It did not comment on the identity of the masked individuals carrying out the attacks, but the organisation has spoken out about cooperation between the national police force and pro-government armed groups.
“At the beginning of the protests, it was more acquiescence [on the part of the police] … but the last two weeks we have registered a high degree of collaboration between the national police and the [third armed] groups and actually they haven’t even been hiding it,” IACHR Nicaragua Commissioner Antonia Urrejola told Al Jazeera.
In a statement, the IACHR said that during the “clean-up” operations in and near Masaya, police officers and “masked parapolice forces” would “coordinate their actions to perpetrate violence, repress, harass and persecute civilians as well as to remove tranques [barricades]”.
Urrejola said there were also testimonies of “third-party groups that are detaining and mistreating people and then giving them to the police force who take them to jails”.
Nicaragua’s National Police did not respond to Al Jazeera’s multiple requests for comment.
While many protesters have remained peaceful, Urrejola added that IACHR also has information on “very small” armed groups that have been using violence against government supporters.
“The increasing social violence in the country is something that really worries us. We have seen reactions that go beyond the scope of peaceful protests,” she said.
Amnesty International echoed the findings by the IACHR on cooperation with police.
“We have documented that pro-government armed groups work in collaboration and with the support or acquiescence of the police,” Central America researcher Astrid Valencia told Al Jazeera.
“That’s what makes the Nicaraguan state responsible for the acts of these groups.”
‘One more invention’
Nicaragua’s regular army, meanwhile, has distanced itself from Ortega by saying it would not crack down on protesters.
“We don’t have a reason to repress,” protesters, Colonel Manuel Guevara told AFP news agency in May.
“We think dialogue is the solution,” the military spokesperson said.
Since the operations in Masaya and at the UNAN campus have ended, Nicaragua has entered a period of relative calm.
In late July, IACHR Executive Secretary Paulo Abrao said Nicaragua had entered a third phase of the crackdown. He characterised it as “bureaucratic repression” and “uses the criminal and justice system to detain people”.

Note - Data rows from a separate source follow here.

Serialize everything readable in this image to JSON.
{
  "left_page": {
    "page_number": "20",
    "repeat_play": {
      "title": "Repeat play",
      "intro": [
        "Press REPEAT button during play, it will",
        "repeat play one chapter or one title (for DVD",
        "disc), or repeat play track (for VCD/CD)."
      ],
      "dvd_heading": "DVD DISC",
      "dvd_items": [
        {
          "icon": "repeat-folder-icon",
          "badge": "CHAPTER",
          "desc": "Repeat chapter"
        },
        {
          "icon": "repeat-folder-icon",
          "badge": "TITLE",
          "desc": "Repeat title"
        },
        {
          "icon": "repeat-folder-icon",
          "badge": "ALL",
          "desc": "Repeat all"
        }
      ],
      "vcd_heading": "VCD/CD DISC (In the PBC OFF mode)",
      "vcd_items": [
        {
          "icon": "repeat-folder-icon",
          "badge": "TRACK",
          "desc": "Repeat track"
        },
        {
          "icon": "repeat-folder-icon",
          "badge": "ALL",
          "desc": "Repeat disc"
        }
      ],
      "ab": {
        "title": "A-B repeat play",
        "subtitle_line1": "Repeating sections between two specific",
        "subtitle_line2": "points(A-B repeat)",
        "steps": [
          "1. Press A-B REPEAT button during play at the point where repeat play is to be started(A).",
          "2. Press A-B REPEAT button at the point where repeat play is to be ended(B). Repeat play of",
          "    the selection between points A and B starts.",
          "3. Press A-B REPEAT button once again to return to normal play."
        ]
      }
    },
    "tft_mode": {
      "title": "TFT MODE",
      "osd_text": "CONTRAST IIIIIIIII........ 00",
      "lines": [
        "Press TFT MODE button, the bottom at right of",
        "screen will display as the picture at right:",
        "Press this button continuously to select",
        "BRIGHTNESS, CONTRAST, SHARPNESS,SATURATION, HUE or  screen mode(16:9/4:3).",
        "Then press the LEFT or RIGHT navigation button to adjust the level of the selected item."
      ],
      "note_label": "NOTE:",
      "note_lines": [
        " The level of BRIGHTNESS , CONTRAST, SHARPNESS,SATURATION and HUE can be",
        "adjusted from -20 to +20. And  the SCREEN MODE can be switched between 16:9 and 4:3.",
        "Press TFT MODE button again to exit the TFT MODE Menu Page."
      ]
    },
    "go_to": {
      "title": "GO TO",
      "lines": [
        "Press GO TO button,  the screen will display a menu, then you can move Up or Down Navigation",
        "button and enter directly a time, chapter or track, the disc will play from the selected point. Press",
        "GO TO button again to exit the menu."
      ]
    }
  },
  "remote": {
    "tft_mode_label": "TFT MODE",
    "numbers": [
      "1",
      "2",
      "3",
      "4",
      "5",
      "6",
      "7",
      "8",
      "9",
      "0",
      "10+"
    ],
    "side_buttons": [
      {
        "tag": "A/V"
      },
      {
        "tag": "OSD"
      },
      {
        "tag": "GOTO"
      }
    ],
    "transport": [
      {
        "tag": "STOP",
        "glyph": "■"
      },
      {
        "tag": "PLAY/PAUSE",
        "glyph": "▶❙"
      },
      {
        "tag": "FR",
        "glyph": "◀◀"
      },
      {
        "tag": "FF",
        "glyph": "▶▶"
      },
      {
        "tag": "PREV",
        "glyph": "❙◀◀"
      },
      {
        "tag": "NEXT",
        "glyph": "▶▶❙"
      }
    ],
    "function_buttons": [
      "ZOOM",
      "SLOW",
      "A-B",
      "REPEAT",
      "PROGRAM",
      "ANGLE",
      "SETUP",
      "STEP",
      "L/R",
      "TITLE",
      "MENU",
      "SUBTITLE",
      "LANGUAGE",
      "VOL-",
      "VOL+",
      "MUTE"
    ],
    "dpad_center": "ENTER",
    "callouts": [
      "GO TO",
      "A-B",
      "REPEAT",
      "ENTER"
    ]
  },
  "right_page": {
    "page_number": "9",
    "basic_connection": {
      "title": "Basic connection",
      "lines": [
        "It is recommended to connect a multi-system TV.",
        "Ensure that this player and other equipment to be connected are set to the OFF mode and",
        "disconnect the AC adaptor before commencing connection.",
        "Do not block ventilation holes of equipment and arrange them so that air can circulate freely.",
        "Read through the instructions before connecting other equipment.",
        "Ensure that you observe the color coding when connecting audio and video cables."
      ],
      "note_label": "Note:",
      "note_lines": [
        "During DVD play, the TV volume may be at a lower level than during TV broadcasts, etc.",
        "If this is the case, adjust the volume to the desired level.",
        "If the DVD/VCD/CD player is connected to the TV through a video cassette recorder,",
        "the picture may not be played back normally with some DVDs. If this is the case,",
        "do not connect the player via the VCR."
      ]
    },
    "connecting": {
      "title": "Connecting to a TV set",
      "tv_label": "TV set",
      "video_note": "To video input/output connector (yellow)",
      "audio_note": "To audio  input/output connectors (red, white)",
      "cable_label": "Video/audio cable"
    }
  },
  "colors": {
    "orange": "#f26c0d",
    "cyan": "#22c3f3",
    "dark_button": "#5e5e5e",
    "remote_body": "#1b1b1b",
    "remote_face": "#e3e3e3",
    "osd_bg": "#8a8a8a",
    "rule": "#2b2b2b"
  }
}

On Friday, the Associated Press reported that more than 2,000 people have been arrested since protests broke out. Students who had been detained told the news agency police had been joined in the interrogation by paramilitaries.